The amount of amp hours required varies by boat usage.  If you're a marina hopper, you need little, plugging into shorepower regularly.  Many of us enjoy boating on the hook, which requires three things: an understanding of how much load will be placed on the storage house battery bank, the size of the house bank, and the many different ways in which to recharge the house bank.  (Some add the need for a battery amp-hour monitor, easily one of the best and simplest methods of "doing the math.")  Generally, recharging comes from: shorepower, alternator from the engine, portable generators, and/or solar.

Attached is an Energy Budget form I've used for many years.  Please note that it includes three types of sailing:  daysails, overnights and sailing overnight, which are three vastly different energy consumers.  I've added calculations at the bottom to project house bank sizes and have kept current with the actual battery banks we have onboard.

There is a photo of our Link 2000 showing a daily load of 100 ah here:  Breaking in New Wet Cell Batteries:,6353.0.html
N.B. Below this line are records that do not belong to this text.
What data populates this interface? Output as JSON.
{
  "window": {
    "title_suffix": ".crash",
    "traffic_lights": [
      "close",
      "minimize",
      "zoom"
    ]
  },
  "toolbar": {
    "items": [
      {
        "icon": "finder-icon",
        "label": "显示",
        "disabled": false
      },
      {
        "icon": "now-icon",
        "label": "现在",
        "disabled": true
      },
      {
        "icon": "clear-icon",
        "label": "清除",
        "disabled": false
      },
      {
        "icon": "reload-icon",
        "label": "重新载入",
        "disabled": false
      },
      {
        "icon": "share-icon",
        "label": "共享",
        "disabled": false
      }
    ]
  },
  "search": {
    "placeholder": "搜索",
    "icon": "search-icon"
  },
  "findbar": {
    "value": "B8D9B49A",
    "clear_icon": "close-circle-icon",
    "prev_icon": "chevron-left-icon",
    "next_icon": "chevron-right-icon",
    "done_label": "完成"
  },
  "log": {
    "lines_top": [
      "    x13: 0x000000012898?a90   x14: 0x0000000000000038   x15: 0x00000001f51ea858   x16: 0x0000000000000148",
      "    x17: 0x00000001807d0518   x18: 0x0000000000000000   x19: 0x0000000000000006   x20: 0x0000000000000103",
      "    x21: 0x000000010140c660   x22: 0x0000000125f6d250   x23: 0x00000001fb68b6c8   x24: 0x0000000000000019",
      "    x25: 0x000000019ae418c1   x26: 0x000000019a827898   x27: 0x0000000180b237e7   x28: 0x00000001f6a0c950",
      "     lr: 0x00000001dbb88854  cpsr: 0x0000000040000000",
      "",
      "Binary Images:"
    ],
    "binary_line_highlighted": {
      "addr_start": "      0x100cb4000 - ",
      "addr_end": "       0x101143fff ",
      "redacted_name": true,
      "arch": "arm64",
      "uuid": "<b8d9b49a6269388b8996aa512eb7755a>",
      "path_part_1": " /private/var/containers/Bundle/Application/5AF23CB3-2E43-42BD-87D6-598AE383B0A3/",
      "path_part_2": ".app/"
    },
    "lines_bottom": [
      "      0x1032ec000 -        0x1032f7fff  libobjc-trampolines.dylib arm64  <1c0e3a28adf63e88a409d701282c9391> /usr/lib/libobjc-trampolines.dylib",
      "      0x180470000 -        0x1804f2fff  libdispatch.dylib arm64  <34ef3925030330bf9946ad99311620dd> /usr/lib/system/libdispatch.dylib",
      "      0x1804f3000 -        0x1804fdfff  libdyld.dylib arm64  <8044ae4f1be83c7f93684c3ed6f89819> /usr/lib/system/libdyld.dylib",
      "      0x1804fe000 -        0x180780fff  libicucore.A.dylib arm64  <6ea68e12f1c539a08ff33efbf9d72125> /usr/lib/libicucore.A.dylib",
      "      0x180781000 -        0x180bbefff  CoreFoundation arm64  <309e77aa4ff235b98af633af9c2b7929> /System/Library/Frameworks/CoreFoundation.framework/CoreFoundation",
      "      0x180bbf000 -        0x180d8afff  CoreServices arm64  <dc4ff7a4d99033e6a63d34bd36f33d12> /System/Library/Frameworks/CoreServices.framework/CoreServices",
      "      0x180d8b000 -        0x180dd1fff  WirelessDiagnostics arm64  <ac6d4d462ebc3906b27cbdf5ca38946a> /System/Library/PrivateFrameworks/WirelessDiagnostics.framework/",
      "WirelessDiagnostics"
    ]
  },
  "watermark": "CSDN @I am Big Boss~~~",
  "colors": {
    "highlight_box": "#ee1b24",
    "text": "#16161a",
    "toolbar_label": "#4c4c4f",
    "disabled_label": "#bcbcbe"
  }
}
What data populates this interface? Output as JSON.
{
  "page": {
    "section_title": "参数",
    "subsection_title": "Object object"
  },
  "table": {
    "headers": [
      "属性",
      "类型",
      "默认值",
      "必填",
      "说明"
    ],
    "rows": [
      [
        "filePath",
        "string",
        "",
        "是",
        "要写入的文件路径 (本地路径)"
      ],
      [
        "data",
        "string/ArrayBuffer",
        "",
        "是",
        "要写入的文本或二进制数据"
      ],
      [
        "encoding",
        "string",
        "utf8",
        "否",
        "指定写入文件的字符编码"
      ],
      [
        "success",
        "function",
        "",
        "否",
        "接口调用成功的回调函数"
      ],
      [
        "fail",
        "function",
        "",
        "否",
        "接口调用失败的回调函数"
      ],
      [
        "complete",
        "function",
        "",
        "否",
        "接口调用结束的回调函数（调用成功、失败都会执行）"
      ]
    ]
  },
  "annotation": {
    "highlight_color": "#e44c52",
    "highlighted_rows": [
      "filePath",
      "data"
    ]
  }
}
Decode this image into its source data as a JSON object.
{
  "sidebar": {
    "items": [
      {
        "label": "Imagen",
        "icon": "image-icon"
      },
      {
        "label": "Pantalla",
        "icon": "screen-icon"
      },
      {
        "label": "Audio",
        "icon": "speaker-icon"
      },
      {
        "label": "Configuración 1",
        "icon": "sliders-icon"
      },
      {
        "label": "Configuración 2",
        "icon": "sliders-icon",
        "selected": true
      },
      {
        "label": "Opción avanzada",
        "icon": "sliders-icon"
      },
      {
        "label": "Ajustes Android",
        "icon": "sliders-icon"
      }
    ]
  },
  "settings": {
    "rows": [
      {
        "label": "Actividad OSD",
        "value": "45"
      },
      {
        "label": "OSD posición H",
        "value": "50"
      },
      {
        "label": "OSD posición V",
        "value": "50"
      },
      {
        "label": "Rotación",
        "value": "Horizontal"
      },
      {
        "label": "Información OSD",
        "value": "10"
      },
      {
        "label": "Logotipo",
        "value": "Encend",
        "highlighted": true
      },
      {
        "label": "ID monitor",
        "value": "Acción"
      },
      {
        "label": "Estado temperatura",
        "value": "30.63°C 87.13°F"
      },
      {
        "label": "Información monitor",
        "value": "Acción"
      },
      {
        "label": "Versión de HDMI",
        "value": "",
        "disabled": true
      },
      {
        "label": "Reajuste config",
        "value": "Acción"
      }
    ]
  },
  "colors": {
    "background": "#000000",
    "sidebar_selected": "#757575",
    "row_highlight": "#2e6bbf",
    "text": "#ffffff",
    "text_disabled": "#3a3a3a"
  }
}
Just click on the pdf link below and use the Open button.  I started with a spreadsheet and copied it into a pdf for posting here.  The math's easy to do to make your own spreadsheet.

For further discussion about what COMES OUT of the banks and what you NEED to PUT BACK IN, see the discussion of BATTERY ACCEPTANCE, here:,4787.0.html
Stu Jackson, C34 IA Secretary, #224 1986, "Aquavite"  Cowichan Bay, BC  Maple Bay Marina  SR/FK, M25, Rocna 10 (22#) (NZ model)

"There is no problem so great that it can't be solved."

Ron Hill

Guys : An energy budget is a great planning tool.

What really tells you what you are actually using is a Battery Monitor !!!!!! 
It tells you not only what amps have been consumed, but counts the amps that are being replaced (while charging) back into the battery bank.  Without that kind of info you're guessing!   :idea:
Ron, Apache #788

Peter Lewis

Another factor that impacts your daily electrical needs is where (and what time of year) you plan to do most of your sailing.  Here in the Pacific Northwest, we have long summer days (reducing cabin lighting requirements), and mild air and water temperatures (reducing refrigeration requirements).  Based on our battery monitor readings, our average daily draw on extended cruises (1-2 weeks) ranges from 40-60 amp hours.  That includes extensive use of the refrigerator/freezer both to keep our meat supply frozen, and an ample supply of beer and kids drinks cool.